The participants also attended a Grand Chamber hearing in the case of A.B. v Switzerland, which concerned the conviction of a journalist for disclosing confidential information from a judicial investigation. The hearing allowed participants to observe different advocacy styles, and provoked discussion about the presentation of the case. Sergey Zayets, an experienced lawyer from the Regional Centre for Human Rights, originally based in Sebastopol, and recently relocated to Kyiv, commented:
However experienced you are, the first time you attend a hearing at the European Court, you are in awe at being there, impressed by the silence as the judges enter, and the general solemnity of the proceedings. The second time, you are able to concentrate more and listen to the content of the case. This was my third visit and only now was I able to analyse the pleading as a professional and put myself in the shoes of the lawyers. I now feel more prepared, were I to plead my own case in Strasbourg. I would not feel intimidated during the hearing, would be able to use the right tone and speak with confidence to the judges.
A panel discussion with Russian, Ukrainian and Azerbaijani Registry Lawyers led to a productive session, reviewing some of the procedural hurdles involved in lodging complex cases at the ECtHR. For example, the group discussed the practical and jurisdictional difficulties involved in lodging cases from Crimea and Eastern Ukraine, as well as the cases arising from the conflict in South Ossetia in 2008.

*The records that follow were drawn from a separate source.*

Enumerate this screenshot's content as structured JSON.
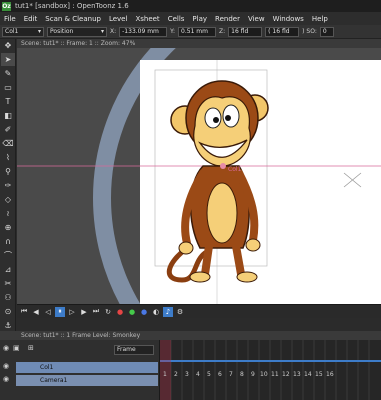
{
  "window": {
    "title": "tut1* [sandbox] : OpenToonz 1.6",
    "app_icon": "Oz"
  },
  "menu": [
    "File",
    "Edit",
    "Scan & Cleanup",
    "Level",
    "Xsheet",
    "Cells",
    "Play",
    "Render",
    "View",
    "Windows",
    "Help"
  ],
  "tool_options": {
    "column": "Col1",
    "mode": "Position",
    "x_label": "X:",
    "x_value": "-133.09 mm",
    "y_label": "Y:",
    "y_value": "0.51 mm",
    "z_label": "Z:",
    "z_value": "16 fld",
    "zfld_value": "( 16 fld",
    "so_label": ") SO:",
    "so_value": "0"
  },
  "viewer": {
    "header": "Scene: tut1*  ::  Frame: 1  ::  Zoom: 47%",
    "level_marker": "Col1"
  },
  "xsheet": {
    "header": "Scene: tut1*  ::  1 Frame  Level: Smonkey",
    "frame_dropdown": "Frame",
    "columns": [
      {
        "name": "Col1"
      },
      {
        "name": "Camera1"
      }
    ],
    "frame_numbers": [
      "1",
      "2",
      "3",
      "4",
      "5",
      "6",
      "7",
      "8",
      "9",
      "10",
      "11",
      "12",
      "13",
      "14",
      "15",
      "16"
    ]
  },
  "colors": {
    "canvas_white": "#ffffff",
    "gray_bg": "#4a4a4a",
    "ring": "#7f8ea3",
    "highlight_blue": "#3d7cc9",
    "pink_guide": "#d86a9a"
  },
  "toolbar_icons": [
    "animate-icon",
    "selection-icon",
    "brush-icon",
    "geometric-icon",
    "type-icon",
    "fill-icon",
    "paint-brush-icon",
    "eraser-icon",
    "tape-icon",
    "style-picker-icon",
    "rgb-picker-icon",
    "control-point-icon",
    "pinch-icon",
    "pump-icon",
    "magnet-icon",
    "bender-icon",
    "iron-icon",
    "cutter-icon",
    "skeleton-icon",
    "tracker-icon",
    "hook-icon",
    "plastic-icon",
    "zoom-icon",
    "rotate-icon",
    "hand-icon"
  ]
}
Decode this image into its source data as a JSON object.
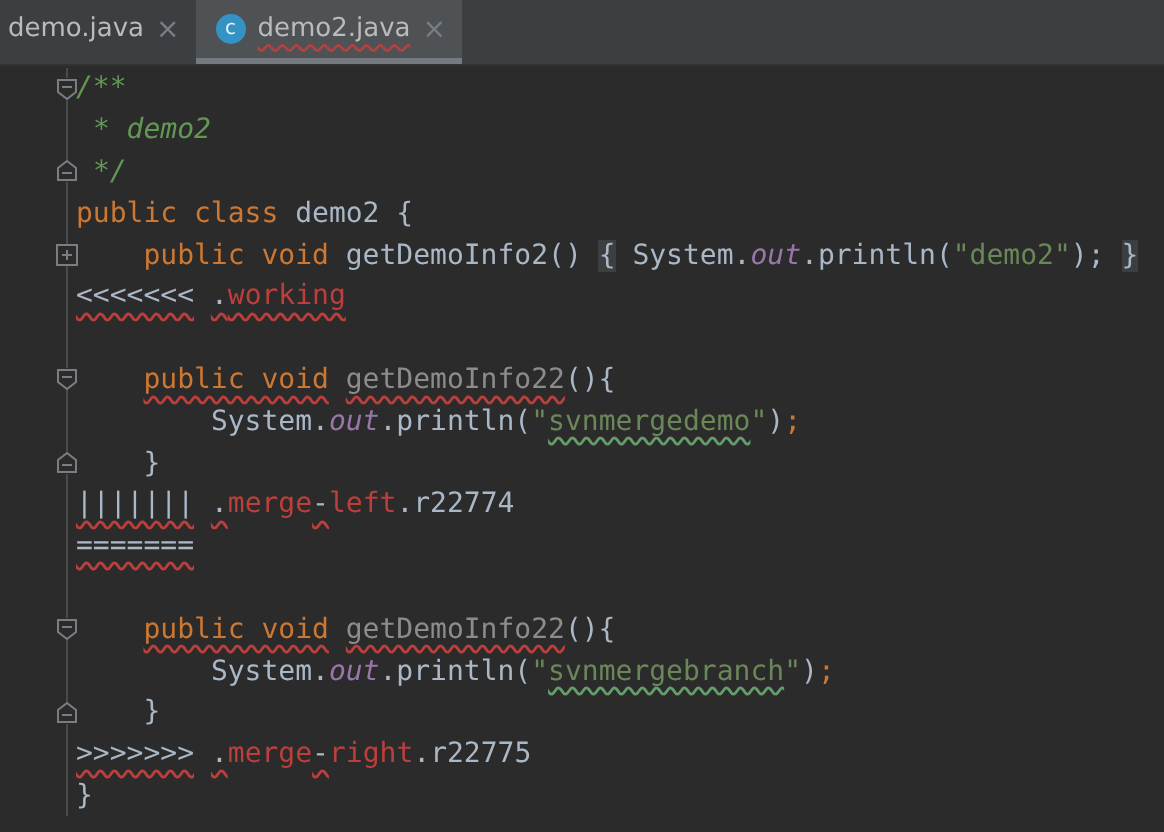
{
  "tabs": [
    {
      "label": "demo.java",
      "selected": false,
      "close": "×"
    },
    {
      "label": "demo2.java",
      "selected": true,
      "badge": "c",
      "close": "×",
      "error_underline": true
    }
  ],
  "lines": [
    {
      "fold_open": true,
      "tokens": [
        {
          "text": "/**",
          "kind": "comment"
        }
      ]
    },
    {
      "tokens": [
        {
          "text": " * demo2",
          "kind": "comment"
        }
      ]
    },
    {
      "fold_close": true,
      "tokens": [
        {
          "text": " */",
          "kind": "comment"
        }
      ]
    },
    {
      "tokens": [
        {
          "text": "public class ",
          "kind": "keyword"
        },
        {
          "text": "demo2 {",
          "kind": "plain"
        }
      ]
    },
    {
      "collapsed": true,
      "tokens": [
        {
          "text": "    public void ",
          "kind": "keyword"
        },
        {
          "text": "getDemoInfo2() ",
          "kind": "plain"
        },
        {
          "text": "{",
          "kind": "folded"
        },
        {
          "text": " System.",
          "kind": "plain"
        },
        {
          "text": "out",
          "kind": "field"
        },
        {
          "text": ".println(",
          "kind": "plain"
        },
        {
          "text": "\"demo2\"",
          "kind": "string"
        },
        {
          "text": "); ",
          "kind": "plain"
        },
        {
          "text": "}",
          "kind": "folded"
        }
      ]
    },
    {
      "tokens": [
        {
          "text": "<<<<<<<",
          "kind": "plain",
          "error_underline": true
        },
        {
          "text": " .",
          "kind": "plain",
          "error_underline": true
        },
        {
          "text": "working",
          "kind": "conflict",
          "error_underline": true
        }
      ]
    },
    {
      "blank": true
    },
    {
      "fold_open": true,
      "tokens": [
        {
          "text": "    public void ",
          "kind": "keyword",
          "error_underline": true
        },
        {
          "text": "getDemoInfo22",
          "kind": "unused",
          "error_underline": true
        },
        {
          "text": "(){",
          "kind": "plain"
        }
      ]
    },
    {
      "tokens": [
        {
          "text": "        System.",
          "kind": "plain"
        },
        {
          "text": "out",
          "kind": "field"
        },
        {
          "text": ".println(",
          "kind": "plain"
        },
        {
          "text": "\"",
          "kind": "string"
        },
        {
          "text": "svnmergedemo",
          "kind": "string",
          "typo_underline": true
        },
        {
          "text": "\"",
          "kind": "string"
        },
        {
          "text": ")",
          "kind": "plain"
        },
        {
          "text": ";",
          "kind": "keyword"
        }
      ]
    },
    {
      "fold_close": true,
      "tokens": [
        {
          "text": "    }",
          "kind": "plain"
        }
      ]
    },
    {
      "tokens": [
        {
          "text": "|||||||",
          "kind": "plain",
          "error_underline": true
        },
        {
          "text": " .",
          "kind": "plain",
          "error_underline": true
        },
        {
          "text": "merge",
          "kind": "conflict"
        },
        {
          "text": "-",
          "kind": "plain",
          "error_underline": true
        },
        {
          "text": "left",
          "kind": "conflict"
        },
        {
          "text": ".r22774",
          "kind": "plain"
        }
      ]
    },
    {
      "tokens": [
        {
          "text": "=======",
          "kind": "plain",
          "error_underline": true
        }
      ]
    },
    {
      "blank": true
    },
    {
      "fold_open": true,
      "tokens": [
        {
          "text": "    public void ",
          "kind": "keyword",
          "error_underline": true
        },
        {
          "text": "getDemoInfo22",
          "kind": "unused",
          "error_underline": true
        },
        {
          "text": "(){",
          "kind": "plain"
        }
      ]
    },
    {
      "tokens": [
        {
          "text": "        System.",
          "kind": "plain"
        },
        {
          "text": "out",
          "kind": "field"
        },
        {
          "text": ".println(",
          "kind": "plain"
        },
        {
          "text": "\"",
          "kind": "string"
        },
        {
          "text": "svnmergebranch",
          "kind": "string",
          "typo_underline": true
        },
        {
          "text": "\"",
          "kind": "string"
        },
        {
          "text": ")",
          "kind": "plain"
        },
        {
          "text": ";",
          "kind": "keyword"
        }
      ]
    },
    {
      "fold_close": true,
      "tokens": [
        {
          "text": "    }",
          "kind": "plain"
        }
      ]
    },
    {
      "tokens": [
        {
          "text": ">>>>>>>",
          "kind": "plain",
          "error_underline": true
        },
        {
          "text": " .",
          "kind": "plain",
          "error_underline": true
        },
        {
          "text": "merge",
          "kind": "conflict"
        },
        {
          "text": "-",
          "kind": "plain",
          "error_underline": true
        },
        {
          "text": "right",
          "kind": "conflict"
        },
        {
          "text": ".r22775",
          "kind": "plain"
        }
      ]
    },
    {
      "tokens": [
        {
          "text": "}",
          "kind": "plain"
        }
      ]
    }
  ]
}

The group also met with representatives of the Human Rights Commissioner’s Office and gained useful information about the Commissioner’s role and how best to interact with his Office. For example, during the meeting our partner lawyer from Armenia received detailed and practical information on how to provide input prior to an upcoming country visit by the Commissioner and was able to make direct personal contact with the person in charge of the visit.

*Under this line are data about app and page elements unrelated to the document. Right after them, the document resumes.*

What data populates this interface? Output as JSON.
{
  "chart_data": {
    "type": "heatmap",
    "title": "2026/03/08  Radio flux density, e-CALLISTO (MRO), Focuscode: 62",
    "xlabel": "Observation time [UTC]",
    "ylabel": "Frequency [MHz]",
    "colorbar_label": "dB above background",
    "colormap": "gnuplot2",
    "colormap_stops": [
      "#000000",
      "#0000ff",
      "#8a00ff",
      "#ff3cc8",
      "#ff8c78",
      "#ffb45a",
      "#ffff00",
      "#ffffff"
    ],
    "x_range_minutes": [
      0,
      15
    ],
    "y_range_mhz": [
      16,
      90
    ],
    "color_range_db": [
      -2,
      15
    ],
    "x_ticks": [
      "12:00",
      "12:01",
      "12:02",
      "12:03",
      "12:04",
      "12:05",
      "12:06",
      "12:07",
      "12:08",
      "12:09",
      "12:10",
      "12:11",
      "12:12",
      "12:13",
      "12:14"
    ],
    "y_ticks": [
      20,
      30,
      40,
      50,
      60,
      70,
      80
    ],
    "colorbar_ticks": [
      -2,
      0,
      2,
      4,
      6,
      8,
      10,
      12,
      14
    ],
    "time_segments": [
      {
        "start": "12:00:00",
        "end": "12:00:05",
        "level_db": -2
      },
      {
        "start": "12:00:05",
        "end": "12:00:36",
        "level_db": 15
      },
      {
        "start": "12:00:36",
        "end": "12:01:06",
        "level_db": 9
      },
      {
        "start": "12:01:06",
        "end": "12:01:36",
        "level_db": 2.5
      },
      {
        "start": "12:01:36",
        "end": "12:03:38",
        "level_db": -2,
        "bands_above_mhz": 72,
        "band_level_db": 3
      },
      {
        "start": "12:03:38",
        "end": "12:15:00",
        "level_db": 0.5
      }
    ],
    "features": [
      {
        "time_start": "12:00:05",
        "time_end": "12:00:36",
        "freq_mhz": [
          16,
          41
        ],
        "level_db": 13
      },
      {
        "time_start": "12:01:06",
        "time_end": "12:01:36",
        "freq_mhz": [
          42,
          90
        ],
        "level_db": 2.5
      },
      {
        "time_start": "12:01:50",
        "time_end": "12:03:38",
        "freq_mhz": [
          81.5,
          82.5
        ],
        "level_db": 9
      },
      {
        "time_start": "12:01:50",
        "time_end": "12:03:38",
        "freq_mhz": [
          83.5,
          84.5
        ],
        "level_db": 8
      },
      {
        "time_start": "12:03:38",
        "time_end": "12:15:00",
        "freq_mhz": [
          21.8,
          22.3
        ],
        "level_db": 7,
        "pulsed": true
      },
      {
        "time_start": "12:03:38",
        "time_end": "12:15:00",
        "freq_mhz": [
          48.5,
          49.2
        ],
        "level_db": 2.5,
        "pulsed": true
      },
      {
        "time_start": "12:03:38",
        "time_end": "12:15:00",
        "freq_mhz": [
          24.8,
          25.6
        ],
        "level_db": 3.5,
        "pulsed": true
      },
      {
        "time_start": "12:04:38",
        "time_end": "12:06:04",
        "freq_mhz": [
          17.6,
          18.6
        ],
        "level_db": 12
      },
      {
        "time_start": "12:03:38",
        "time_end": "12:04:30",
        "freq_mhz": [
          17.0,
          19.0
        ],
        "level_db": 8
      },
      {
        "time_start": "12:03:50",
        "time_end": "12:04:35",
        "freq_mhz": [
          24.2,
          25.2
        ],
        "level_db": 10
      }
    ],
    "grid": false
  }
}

During the LSDP, Mariat Imaeva noted that the participants were “a very engaged and committed group of lawyers”. Jessica Gavron commented:

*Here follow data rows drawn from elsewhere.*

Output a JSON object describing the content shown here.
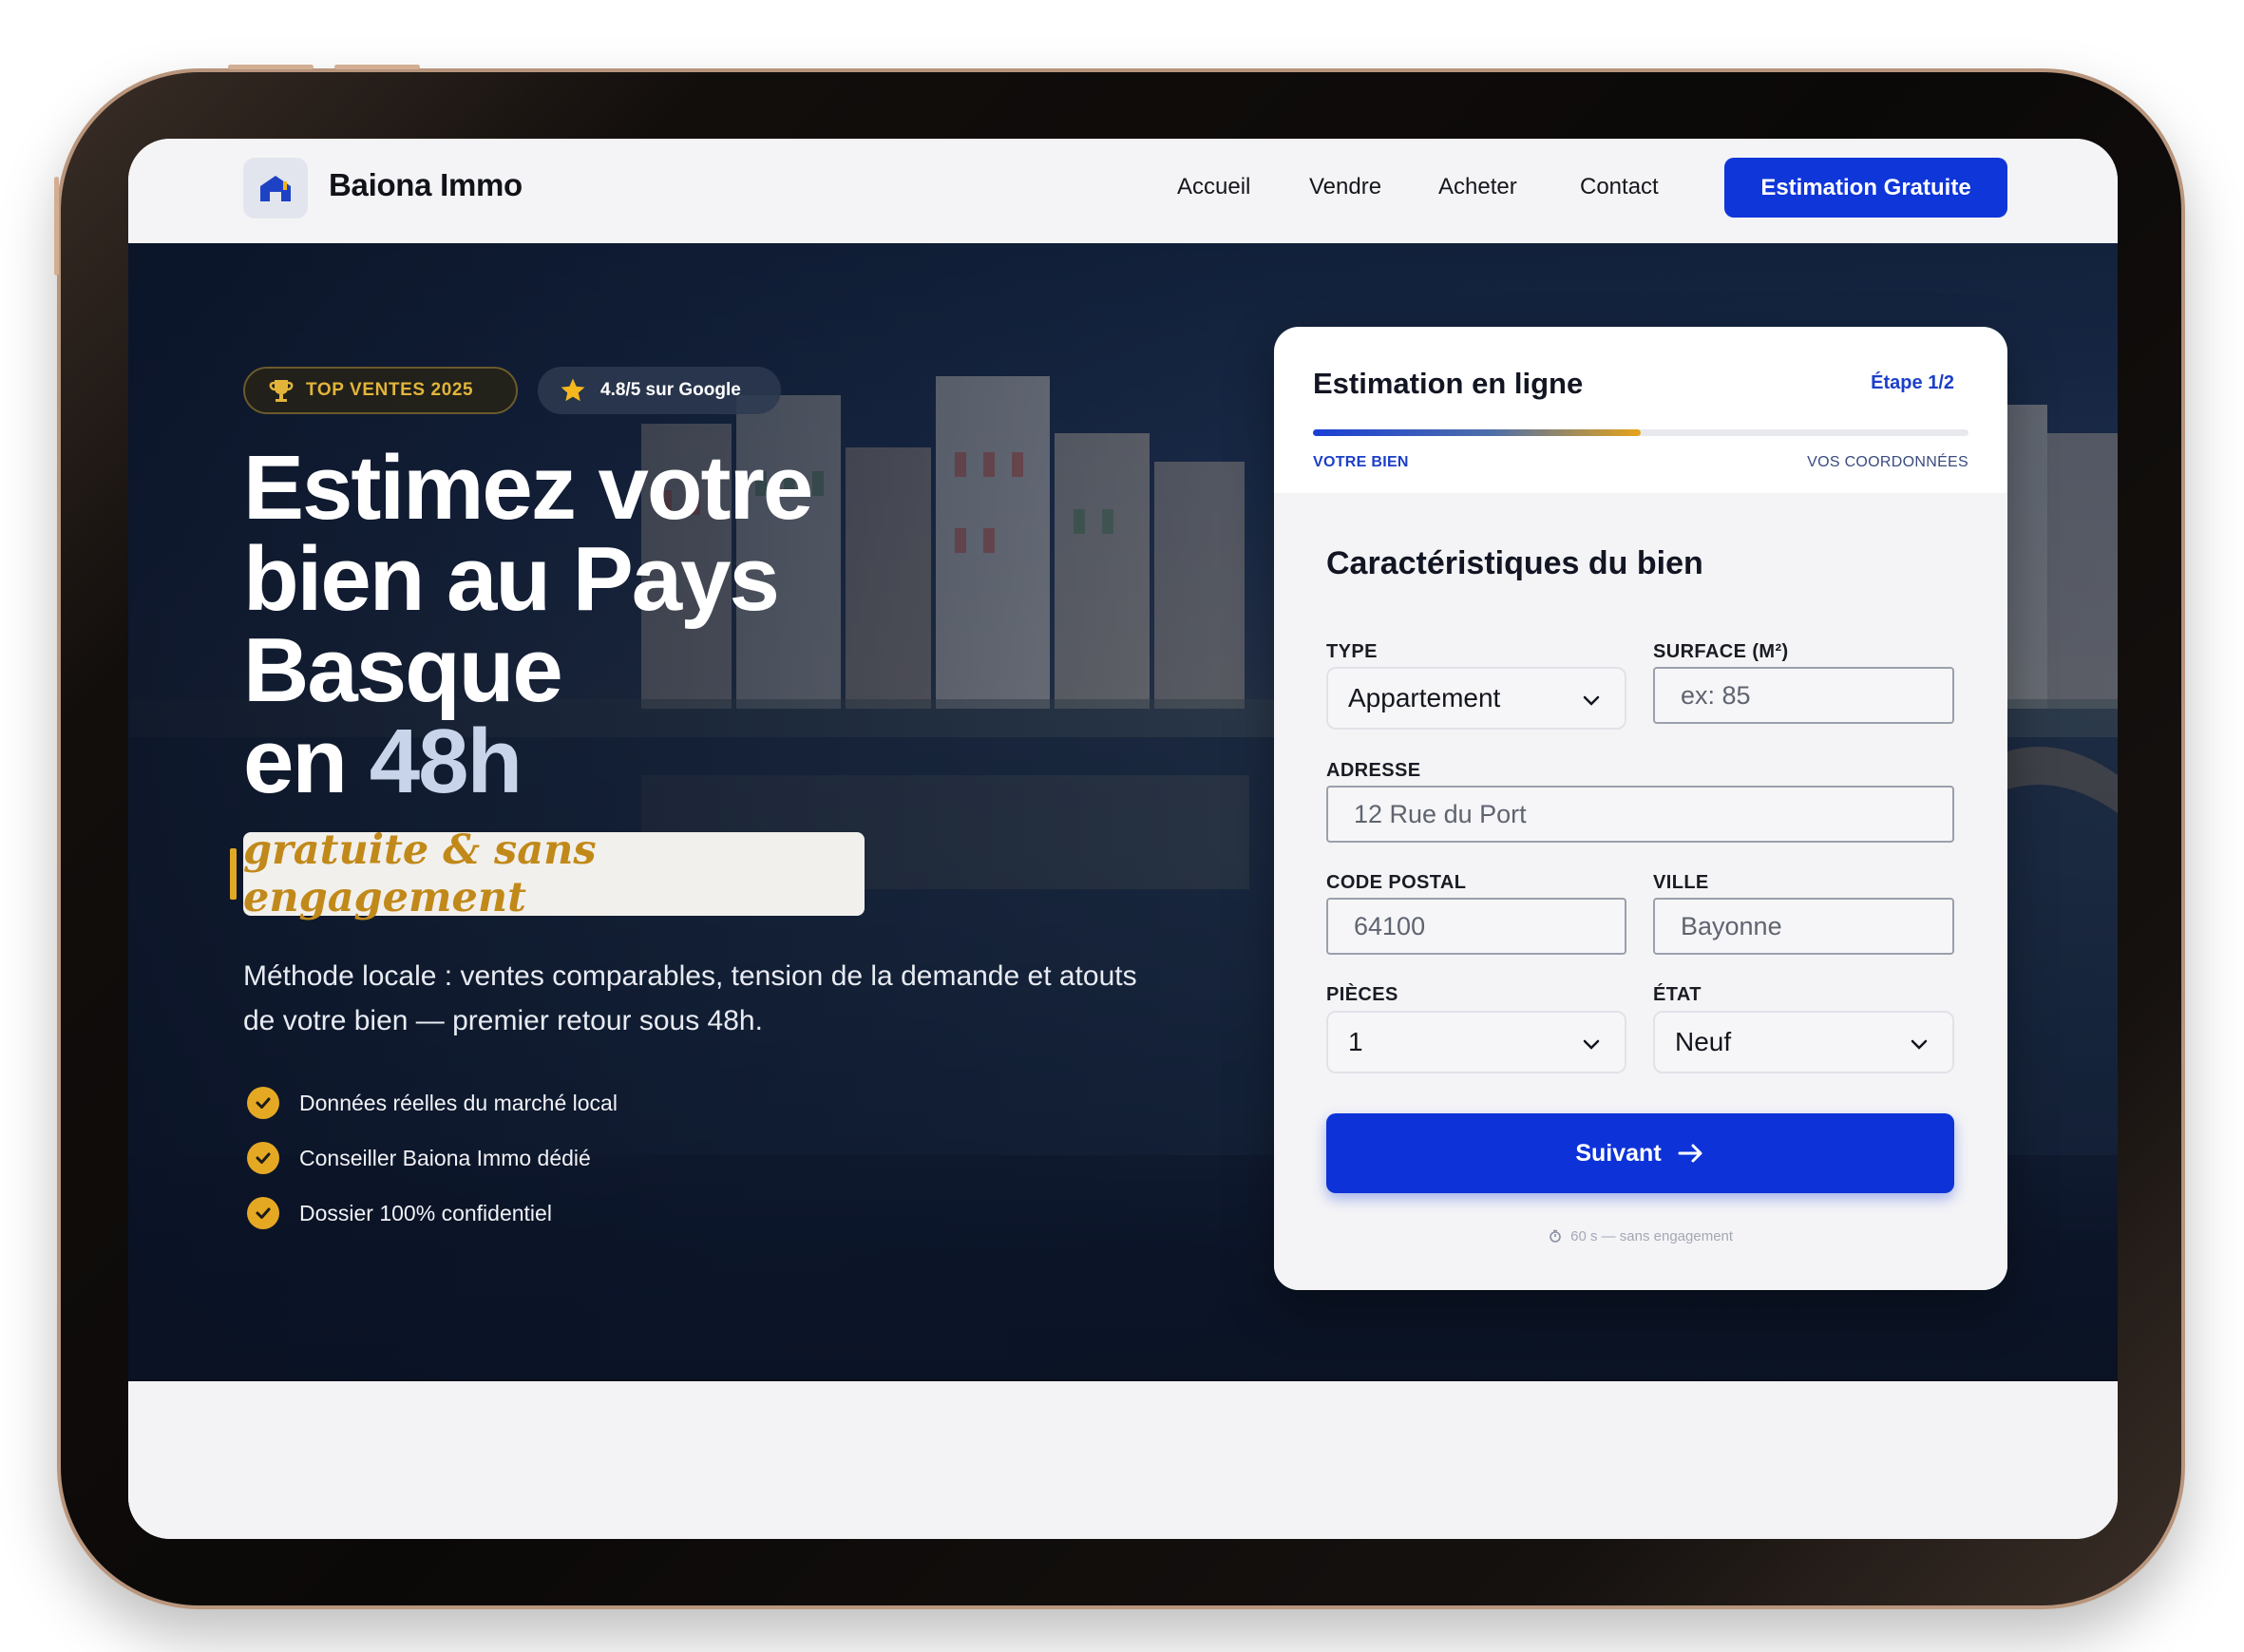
{
  "brand": {
    "name": "Baiona Immo",
    "icon": "house-icon"
  },
  "nav": {
    "links": [
      "Accueil",
      "Vendre",
      "Acheter",
      "Contact"
    ],
    "cta": "Estimation Gratuite"
  },
  "hero": {
    "badge_top": "TOP VENTES 2025",
    "badge_google": "4.8/5 sur Google",
    "headline_lines": [
      "Estimez votre",
      "bien au Pays",
      "Basque"
    ],
    "headline_last_prefix": "en ",
    "headline_accent": "48h",
    "script": "gratuite & sans engagement",
    "subtext": "Méthode locale : ventes comparables, tension de la demande et atouts de votre bien — premier retour sous 48h.",
    "checks": [
      "Données réelles du marché local",
      "Conseiller Baiona Immo dédié",
      "Dossier 100% confidentiel"
    ]
  },
  "form": {
    "title": "Estimation en ligne",
    "step": "Étape 1/2",
    "progress": 0.5,
    "step_left": "VOTRE BIEN",
    "step_right": "VOS COORDONNÉES",
    "section_title": "Caractéristiques du bien",
    "type_label": "TYPE",
    "type_value": "Appartement",
    "surface_label": "SURFACE (M²)",
    "surface_placeholder": "ex: 85",
    "address_label": "ADRESSE",
    "address_placeholder": "12 Rue du Port",
    "postal_label": "CODE POSTAL",
    "postal_placeholder": "64100",
    "city_label": "VILLE",
    "city_placeholder": "Bayonne",
    "rooms_label": "PIÈCES",
    "rooms_value": "1",
    "state_label": "ÉTAT",
    "state_value": "Neuf",
    "submit": "Suivant",
    "footnote": "60 s — sans engagement"
  },
  "colors": {
    "primary": "#0f36d9",
    "accent": "#e4a823",
    "dark": "#111319"
  }
}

This LSDP provides a rare opportunity for lawyers on the ground working in difficult conditions in countries with serious human rights abuses to meet with senior CoE officials working on all stages of their cases, facilitating discussion of issues encountered and providing insight into the CoE processes. On this particular trip, participant lawyers took full advantage of this to raise pressing issues of world concern, such as the systematic imprisonment of human rights defenders in Azerbaijan and the legal implications of the conflict in Ukraine. We hope that this exchange of perspectives is valuable for all concerned.
The feedback for the LSDP was very positive, with participants stating that:
“I got answers to the questions that I can directly implement in my current work… I faced some obstacles in my work and EHRAC gave me an opportunity to ask judges and lawyers directly.”
“EHRAC does a great job for the NGOs in the region. Additional to their everyday assistance they gave us a chance to meet people that actually make decisions on the work that we do.”
“I gained valuable legal experience [which will] improve my work on current cases in the court.”
“I was able to meet new people and was given a space and possibility to express myself. That is the most important thing for my country right now.”